Work item
A single number is needed: how many lines of the data below contain "this".

(Entries from a dataset of interfaces)
== Segment start ==

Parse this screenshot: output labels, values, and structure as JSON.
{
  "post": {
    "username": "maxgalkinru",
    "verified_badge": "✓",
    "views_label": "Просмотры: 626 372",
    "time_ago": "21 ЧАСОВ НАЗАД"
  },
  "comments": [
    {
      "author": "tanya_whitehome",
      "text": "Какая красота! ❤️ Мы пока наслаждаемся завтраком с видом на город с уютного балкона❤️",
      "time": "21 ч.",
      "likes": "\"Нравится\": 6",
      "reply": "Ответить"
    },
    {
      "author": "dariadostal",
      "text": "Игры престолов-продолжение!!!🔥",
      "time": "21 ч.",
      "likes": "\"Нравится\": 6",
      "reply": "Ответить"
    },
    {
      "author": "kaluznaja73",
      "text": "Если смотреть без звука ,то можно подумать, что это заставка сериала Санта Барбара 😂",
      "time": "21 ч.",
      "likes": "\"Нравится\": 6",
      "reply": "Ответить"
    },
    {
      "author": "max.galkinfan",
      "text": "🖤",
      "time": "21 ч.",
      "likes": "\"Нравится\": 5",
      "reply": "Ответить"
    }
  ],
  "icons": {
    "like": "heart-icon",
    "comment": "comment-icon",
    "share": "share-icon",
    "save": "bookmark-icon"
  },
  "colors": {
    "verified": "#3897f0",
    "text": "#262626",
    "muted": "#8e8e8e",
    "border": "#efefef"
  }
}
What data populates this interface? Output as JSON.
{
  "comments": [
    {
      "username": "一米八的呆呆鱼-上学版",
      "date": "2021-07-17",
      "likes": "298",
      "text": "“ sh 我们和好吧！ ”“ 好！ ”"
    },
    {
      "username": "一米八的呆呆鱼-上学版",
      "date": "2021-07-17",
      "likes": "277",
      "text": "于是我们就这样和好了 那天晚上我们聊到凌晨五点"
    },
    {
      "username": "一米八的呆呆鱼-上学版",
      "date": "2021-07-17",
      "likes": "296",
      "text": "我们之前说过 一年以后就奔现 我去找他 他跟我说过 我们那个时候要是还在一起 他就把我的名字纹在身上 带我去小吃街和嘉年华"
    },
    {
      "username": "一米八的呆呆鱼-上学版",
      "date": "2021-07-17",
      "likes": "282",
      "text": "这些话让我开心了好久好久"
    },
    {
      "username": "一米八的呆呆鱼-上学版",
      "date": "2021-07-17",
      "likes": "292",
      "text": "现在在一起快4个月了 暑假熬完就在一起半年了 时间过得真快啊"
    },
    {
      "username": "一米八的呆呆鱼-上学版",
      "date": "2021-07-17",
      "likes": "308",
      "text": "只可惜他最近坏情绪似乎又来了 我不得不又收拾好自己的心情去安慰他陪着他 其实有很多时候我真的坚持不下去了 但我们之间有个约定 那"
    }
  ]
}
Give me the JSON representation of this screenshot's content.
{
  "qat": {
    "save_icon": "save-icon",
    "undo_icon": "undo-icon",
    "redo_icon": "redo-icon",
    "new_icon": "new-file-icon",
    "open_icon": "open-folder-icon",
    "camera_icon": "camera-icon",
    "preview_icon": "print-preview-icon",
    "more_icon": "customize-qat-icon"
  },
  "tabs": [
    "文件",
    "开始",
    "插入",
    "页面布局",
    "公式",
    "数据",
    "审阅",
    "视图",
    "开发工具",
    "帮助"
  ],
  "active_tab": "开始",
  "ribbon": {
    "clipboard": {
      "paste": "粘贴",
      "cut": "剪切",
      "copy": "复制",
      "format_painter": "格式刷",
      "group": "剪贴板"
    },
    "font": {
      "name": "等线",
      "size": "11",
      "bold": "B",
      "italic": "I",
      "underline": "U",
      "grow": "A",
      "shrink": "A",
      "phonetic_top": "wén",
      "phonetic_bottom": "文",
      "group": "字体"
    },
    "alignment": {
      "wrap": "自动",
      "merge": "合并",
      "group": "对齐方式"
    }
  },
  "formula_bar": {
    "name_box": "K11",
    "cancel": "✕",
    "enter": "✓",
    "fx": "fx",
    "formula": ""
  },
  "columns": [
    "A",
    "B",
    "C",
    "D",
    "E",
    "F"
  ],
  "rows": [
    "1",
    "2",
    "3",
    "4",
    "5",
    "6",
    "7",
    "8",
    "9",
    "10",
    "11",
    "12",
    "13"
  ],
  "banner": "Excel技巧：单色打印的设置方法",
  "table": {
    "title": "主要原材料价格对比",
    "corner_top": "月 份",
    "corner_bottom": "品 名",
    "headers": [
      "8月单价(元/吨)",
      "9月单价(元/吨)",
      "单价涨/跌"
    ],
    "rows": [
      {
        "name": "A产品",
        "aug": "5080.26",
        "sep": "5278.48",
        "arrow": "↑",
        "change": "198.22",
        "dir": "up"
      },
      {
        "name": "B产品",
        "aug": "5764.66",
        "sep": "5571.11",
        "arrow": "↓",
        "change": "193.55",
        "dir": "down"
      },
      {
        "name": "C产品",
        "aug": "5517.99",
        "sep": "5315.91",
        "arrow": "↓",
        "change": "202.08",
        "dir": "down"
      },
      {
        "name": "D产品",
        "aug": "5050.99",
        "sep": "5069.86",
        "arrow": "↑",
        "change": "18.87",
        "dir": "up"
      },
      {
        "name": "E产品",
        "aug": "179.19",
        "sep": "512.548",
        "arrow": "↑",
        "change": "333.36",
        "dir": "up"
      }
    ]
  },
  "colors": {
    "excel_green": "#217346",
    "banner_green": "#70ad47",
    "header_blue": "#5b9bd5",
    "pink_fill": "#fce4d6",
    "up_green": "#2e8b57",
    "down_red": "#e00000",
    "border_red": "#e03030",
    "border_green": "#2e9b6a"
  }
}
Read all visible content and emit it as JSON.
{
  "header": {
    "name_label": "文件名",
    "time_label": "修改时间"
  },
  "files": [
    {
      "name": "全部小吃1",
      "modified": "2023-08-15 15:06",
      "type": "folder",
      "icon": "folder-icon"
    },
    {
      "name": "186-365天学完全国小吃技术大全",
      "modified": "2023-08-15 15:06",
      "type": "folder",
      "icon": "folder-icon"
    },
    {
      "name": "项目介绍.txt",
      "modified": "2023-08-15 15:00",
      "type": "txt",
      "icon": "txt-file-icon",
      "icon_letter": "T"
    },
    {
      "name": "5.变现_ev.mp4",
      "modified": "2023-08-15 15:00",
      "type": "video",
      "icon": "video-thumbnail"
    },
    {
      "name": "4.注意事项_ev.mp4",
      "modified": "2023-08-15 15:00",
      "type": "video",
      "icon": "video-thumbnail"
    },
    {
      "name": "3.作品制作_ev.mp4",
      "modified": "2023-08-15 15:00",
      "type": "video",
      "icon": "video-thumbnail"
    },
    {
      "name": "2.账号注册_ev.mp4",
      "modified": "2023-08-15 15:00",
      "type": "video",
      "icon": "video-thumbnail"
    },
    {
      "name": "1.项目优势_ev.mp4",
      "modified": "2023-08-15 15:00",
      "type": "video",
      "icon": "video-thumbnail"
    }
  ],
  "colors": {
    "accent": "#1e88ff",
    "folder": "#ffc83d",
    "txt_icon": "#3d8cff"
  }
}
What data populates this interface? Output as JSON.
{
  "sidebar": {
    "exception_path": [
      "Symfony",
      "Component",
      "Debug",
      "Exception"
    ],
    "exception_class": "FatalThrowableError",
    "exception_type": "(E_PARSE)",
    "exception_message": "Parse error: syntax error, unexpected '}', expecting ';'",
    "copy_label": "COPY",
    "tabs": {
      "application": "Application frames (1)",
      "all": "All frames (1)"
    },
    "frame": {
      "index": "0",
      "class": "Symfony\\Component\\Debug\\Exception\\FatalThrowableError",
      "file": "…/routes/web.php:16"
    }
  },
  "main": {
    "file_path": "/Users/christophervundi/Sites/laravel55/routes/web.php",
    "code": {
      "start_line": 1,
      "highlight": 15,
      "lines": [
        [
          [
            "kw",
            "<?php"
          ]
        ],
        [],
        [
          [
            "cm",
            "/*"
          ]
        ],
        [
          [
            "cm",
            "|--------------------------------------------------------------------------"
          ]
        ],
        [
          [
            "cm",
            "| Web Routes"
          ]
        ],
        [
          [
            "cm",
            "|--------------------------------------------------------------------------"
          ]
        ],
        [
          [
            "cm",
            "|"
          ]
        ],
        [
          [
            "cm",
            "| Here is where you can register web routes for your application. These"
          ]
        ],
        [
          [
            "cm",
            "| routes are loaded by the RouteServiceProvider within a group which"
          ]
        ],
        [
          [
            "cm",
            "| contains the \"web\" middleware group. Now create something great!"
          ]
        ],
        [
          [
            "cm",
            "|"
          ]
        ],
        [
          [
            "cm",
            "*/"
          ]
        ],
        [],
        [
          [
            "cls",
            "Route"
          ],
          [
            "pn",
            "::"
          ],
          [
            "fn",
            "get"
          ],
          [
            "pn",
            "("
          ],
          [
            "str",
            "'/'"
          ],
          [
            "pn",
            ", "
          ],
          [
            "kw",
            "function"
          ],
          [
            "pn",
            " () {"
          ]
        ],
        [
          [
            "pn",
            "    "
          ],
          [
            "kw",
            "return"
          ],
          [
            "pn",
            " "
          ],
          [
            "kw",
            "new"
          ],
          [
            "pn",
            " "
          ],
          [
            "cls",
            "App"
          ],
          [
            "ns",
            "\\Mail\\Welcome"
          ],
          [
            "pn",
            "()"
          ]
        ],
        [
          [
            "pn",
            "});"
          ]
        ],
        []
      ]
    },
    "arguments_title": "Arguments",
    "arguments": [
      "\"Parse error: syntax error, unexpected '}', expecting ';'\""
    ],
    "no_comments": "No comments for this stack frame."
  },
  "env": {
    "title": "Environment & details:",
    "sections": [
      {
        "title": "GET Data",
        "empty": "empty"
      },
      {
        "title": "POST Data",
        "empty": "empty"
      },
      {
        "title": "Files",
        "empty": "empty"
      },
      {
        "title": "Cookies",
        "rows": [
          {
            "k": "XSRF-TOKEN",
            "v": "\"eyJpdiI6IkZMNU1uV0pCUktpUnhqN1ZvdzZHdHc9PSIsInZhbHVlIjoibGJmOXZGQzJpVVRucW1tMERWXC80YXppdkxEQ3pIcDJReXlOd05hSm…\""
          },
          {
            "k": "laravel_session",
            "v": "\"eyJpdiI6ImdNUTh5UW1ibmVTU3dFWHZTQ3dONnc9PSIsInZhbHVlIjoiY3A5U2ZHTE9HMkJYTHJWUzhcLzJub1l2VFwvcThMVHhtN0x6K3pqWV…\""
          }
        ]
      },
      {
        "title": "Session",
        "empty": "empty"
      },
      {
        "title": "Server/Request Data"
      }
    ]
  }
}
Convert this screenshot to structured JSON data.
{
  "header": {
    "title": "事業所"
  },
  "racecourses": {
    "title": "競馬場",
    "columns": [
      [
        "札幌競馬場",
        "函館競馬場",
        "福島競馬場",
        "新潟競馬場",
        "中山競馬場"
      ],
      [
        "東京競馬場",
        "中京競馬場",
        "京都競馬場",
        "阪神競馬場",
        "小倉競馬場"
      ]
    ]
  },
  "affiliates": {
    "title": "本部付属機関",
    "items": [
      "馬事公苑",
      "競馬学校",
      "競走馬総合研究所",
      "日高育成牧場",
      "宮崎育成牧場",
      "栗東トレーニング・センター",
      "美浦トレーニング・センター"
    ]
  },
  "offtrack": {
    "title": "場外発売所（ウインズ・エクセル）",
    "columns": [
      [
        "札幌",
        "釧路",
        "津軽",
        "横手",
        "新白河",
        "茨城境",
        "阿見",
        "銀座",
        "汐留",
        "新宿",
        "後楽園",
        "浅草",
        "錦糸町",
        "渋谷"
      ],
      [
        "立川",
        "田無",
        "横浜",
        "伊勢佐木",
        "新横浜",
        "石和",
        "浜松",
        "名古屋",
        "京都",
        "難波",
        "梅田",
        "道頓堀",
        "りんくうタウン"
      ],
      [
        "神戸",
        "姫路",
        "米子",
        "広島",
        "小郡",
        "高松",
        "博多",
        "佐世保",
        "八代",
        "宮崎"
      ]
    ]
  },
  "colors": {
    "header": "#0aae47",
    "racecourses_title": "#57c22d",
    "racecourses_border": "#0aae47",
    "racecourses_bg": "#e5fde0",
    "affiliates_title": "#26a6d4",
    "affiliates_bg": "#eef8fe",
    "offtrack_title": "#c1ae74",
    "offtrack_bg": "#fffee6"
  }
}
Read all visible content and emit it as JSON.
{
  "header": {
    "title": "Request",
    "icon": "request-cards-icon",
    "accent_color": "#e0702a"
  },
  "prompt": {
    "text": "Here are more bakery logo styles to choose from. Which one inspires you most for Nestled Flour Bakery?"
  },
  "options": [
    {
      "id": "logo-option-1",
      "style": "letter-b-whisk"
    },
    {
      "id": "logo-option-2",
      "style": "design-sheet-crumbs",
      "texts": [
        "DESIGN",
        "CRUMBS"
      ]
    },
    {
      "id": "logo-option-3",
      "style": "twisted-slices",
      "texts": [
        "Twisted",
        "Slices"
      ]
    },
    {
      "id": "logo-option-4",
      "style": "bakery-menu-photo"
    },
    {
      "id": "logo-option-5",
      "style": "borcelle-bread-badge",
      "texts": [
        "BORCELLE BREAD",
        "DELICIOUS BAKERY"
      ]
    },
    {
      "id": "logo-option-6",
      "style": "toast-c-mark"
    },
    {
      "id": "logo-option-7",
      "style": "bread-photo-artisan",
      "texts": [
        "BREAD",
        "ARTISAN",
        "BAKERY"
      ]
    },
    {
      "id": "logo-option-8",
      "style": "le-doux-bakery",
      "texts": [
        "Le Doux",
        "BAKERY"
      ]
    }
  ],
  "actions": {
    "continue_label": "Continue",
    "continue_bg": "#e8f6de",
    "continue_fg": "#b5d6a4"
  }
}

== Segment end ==

Solution below
6